This paper focuses on the colleges and institutes of higher education (CIHEs), major providers of HE, almost sixty of which existed in England and Wales between the 1970s and the early twenty-first century. Its central argument is that a failure to develop the CIHEs as specialist institutions of advanced professional learning along the lines of the German Berufsakademien (rather than being recast as universities of moderate standing) was a significant error, especially in terms of failing to provide a viable alternative to university-based higher education in England and Wales. This alternative trajectory would, I argue, have been beneficial both for the CIHEs as institutions and for those sections of the labour market most associated with them, especially in terms of resolving some of the long-standing tensions between academic and work-related learning in preparing aspiring professionals for employment in a range of people-centred occupations.

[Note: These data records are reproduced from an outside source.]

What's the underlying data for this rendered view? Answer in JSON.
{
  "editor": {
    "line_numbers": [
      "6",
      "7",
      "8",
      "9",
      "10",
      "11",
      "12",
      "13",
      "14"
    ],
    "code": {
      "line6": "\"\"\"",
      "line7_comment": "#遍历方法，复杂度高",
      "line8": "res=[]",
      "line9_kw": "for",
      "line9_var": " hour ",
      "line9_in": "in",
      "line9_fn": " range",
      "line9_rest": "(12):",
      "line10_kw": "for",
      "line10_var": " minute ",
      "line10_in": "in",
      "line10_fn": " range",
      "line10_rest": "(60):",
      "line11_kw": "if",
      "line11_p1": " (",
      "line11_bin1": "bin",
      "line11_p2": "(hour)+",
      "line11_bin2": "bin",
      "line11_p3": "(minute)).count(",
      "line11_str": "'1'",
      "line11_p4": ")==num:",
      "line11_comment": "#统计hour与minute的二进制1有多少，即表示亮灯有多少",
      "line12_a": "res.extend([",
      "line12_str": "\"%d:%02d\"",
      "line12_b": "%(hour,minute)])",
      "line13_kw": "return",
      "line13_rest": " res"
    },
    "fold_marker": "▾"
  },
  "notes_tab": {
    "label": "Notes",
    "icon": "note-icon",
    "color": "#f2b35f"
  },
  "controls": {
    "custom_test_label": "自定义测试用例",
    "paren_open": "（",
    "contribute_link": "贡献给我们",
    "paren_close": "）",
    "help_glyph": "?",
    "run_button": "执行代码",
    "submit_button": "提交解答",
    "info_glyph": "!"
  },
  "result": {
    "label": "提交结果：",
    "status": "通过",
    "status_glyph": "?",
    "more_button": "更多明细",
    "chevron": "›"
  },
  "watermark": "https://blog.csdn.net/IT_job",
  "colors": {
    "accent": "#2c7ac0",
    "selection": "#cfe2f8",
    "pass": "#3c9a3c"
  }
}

The paper traces the historical development of the CIHEs and critically considers how they might have been alternatively fostered following the 1978 Oakes Report, a possibility which, it is argued, was effectively extinguished following the neoliberal turn which took place from the end of the 1970s onwards.
|Journal||Research in Post-Compulsory Education|
|Publication status||Accepted/In press - 13 Oct 2022|